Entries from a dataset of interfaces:
== Segment start ==

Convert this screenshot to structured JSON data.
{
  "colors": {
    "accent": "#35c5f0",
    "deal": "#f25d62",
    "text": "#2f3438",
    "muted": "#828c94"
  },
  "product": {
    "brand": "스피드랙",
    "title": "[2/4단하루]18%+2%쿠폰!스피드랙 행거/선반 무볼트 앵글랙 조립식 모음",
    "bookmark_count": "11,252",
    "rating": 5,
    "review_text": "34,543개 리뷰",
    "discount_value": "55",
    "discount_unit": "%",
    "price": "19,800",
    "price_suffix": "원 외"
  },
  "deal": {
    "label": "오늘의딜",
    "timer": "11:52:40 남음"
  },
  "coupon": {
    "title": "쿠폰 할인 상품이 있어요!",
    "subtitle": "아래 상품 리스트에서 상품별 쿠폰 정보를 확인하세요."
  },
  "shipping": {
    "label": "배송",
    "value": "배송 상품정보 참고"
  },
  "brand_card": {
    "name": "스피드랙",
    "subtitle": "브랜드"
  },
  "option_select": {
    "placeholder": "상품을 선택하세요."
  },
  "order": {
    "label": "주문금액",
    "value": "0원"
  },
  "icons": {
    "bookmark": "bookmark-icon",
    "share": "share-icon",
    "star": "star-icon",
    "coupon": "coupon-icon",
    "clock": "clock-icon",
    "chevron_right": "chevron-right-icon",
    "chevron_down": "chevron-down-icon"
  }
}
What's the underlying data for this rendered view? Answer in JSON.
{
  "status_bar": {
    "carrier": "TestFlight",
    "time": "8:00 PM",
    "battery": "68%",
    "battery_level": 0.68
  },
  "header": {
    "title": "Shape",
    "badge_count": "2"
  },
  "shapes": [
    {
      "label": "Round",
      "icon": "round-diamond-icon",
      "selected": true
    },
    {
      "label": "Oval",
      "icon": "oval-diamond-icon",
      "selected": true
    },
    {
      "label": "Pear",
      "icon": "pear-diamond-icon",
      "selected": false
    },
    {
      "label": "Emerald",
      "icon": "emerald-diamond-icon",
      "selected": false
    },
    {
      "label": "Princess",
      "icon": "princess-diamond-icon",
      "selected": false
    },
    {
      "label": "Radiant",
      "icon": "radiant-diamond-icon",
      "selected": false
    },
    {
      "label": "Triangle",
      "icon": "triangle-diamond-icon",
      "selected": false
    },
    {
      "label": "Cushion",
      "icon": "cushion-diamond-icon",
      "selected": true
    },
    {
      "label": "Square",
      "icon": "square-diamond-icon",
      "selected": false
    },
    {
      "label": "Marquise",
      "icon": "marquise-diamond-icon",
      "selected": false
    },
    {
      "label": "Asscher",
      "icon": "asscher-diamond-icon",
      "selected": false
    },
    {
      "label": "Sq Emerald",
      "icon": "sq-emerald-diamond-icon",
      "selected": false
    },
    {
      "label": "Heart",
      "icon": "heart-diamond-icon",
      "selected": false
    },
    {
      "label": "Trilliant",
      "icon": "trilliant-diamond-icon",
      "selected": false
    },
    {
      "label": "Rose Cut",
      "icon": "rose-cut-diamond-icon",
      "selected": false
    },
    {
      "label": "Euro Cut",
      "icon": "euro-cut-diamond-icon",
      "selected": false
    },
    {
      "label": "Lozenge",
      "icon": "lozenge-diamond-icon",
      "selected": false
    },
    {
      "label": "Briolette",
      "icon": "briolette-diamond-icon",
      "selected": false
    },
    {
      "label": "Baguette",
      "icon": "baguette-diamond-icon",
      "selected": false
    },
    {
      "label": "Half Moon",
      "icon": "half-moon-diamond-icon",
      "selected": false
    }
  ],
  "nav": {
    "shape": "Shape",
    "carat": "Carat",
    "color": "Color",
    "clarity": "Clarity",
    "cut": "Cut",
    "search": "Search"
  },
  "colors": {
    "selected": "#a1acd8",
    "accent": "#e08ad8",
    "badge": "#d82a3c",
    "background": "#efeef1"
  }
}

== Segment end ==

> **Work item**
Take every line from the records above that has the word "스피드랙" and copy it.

> **Answer box**
    "brand": "스피드랙",
    "title": "[2/4단하루]18%+2%쿠폰!스피드랙 행거/선반 무볼트 앵글랙 조립식 모음",
    "name": "스피드랙",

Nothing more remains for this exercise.